As the world marked the 10th anniversary of the collapse of Lehman Brothers, which triggered the global financial crisis in September 2008, India’s leading infrastructure finance company, Infrastructure Leasing and Financial Services (IL&FS), defaulted on payments to lenders, triggering panic in the markets.
In September 2018, IL&FS defaulted on a repayment of INR 1 billion to the Small Industries Development Bank of India (SIDBI). This came after a series of defaults starting in August, when IL&FS Financial Services, one of its main subsidiaries, defaulted in payment obligations of bank loans (including interest), term and short-term deposits and failed to meet the commercial paper redemption obligations. The company also reported that it had received notices for delays and defaults in servicing some of the inter-corporate deposits accepted by it. The financial services arm has about USD 500 million in repayments that are due in the second half of this fiscal, while it has only about USD 27 million available.
The defaults sparked panic among equity investors and several non-banking finance companies (NBFCs) faced turmoil amid a default scare. The investors turned wary of the whole sector. Banks are the major resource avenue for NBFCs. After defaults by IL&FS, both public sector and private sector banks almost stopped lending to NBFCs and housing finance companies (HFCs), adding to their worries. Additionally, the growing interest rates added pressure on the margins of NBFCs and raising capital became tough. Defaults in such a scenario will keep potential investors away from the debt instruments of companies in this space.
As infrastructure became the central theme in the past two decades, IL&FS had used its first mover advantage to lap up projects. In the process, it has built up a debt-to-equity ratio of 18.7. The group has at least 24 direct subsidiaries, 135 indirect subsidiaries, 6 joint ventures and 4 associate companies and its consolidated total debt stands at about INR 91,000 crore. Stakeholders and market experts are pointing fingers at the auditors and the credit rating agencies for failing to catch the coming troubles at IL&FS. One reason for that was, perhaps, the shareholding and the projects and the dozens of subsidiaries that made things even more complicated for them.
Three rating firms – ICRA, India Ratings and Research, and Brickwork Ratings – had downgraded the debt instruments of IL&FS and the group firms they rate, between May and July, but none of them had assigned a default status, citing strong state-owned promoters and shareholder backing.
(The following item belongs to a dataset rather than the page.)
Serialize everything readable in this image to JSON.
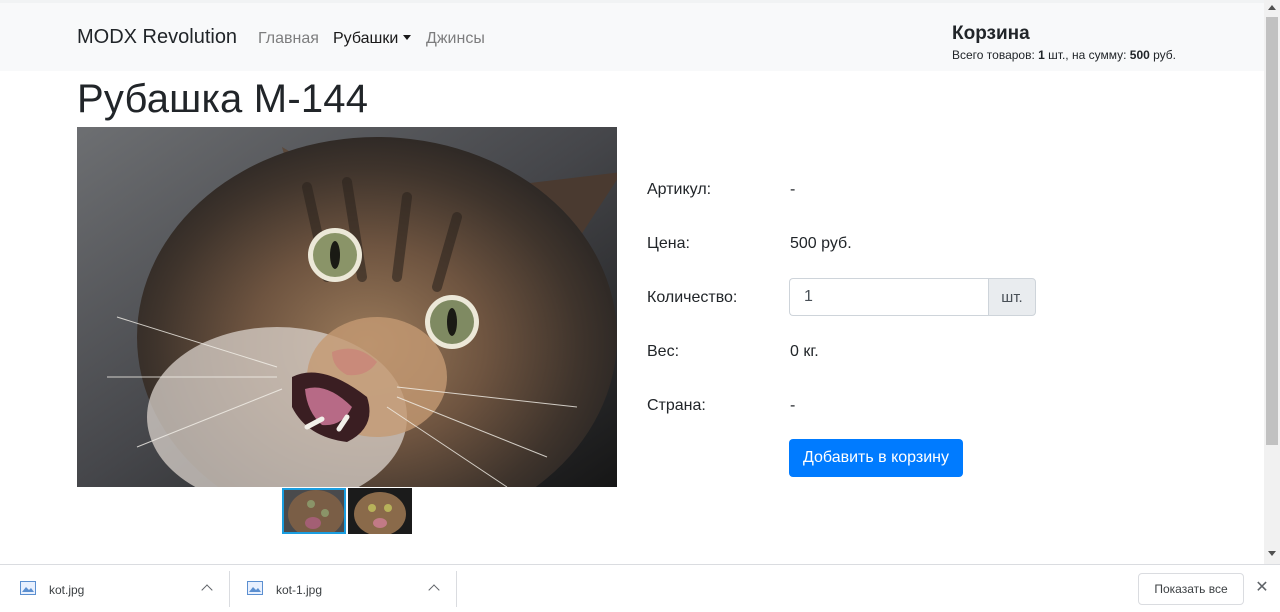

Some of its major shareholders include LIC, SBI, ORIX Corporation of Japan, Abu Dhabi Investment Authority (ADIA), HDFC and Central Bank of India. It was only after the first default in early September that the ‘default’ rating was finally assigned. The papers were downgraded in a matter of two weeks. The swift downgrading of the parent company’s ratings has once again highlighted that placing undue importance on promoter backing and parentage can cost dearly.
The problem is in the peculiar nature of IL&FS. First, it is a private company, which acts as a quasi-government arm, because it lends to the infrastructure sector and has a lot of big government companies as shareholders. More importantly, it is both a lending institution as well as an execution company. It has bid, won and taken on projects under various subsidiaries, which have raised debt financing, both from the parent as well as from the market. The subsidiaries were needed to be created because the government regulations mandate that each concession-based infrastructure project should be a separate entity, because loans are taken specific to that entity and project. With IL&FS taking on so many projects, it became a highly opaque structure, with the government as a partner in most of its projects, which gave many the feeling of comfort that the risks were underwritten by the government. The RBI had visibility of its bank loans, however, perhaps, it did not have enough and complete data about the rest of its borrowings from insurance companies or the corporate debt that it had raised.
One of the lessons may be that it is not prudent to have an NBFC, also in the business of execution of some of the infrastructure projects. A pure lending agency would have probably been monitored more closely by the RBI. Equally, execution agencies about to get into cash flow trouble are far easier to spot, because they are also not raising debt as lending NBFCs. The infrastructure business of IL&FS also had its contribution to its current distress. The company is a roads operator and also has a few other transportation projects such as metro rail operations. Some of these projects have been affected by rising financial distress, including traffic shortfalls below projection, cost overruns and compensation disputes with regulators. The 2013 land acquisition law also made many of its projects unviable.
The government needs to look at long-term solutions for pending clearances and payments by central agencies for infrastructure projects. It also needs to figure out why so many infrastructure projects run into cash flow and other financial problems, which creates problems for their lenders. This is a big problem, because infrastructure is a long gestation business, while finances raised are for shorter tenures, thus causing asset-liability and cash flow mismatches. Moreover, issues related to land acquisition, environmental clearance, policy flip-flop, political interference and rapidly changing external dynamics make infrastructure financing particularly risky. Cost and time overruns are inevitable. These issues need to be addressed so that banks and NBFCs can be ring-fenced from the risk associated with financing infrastructure.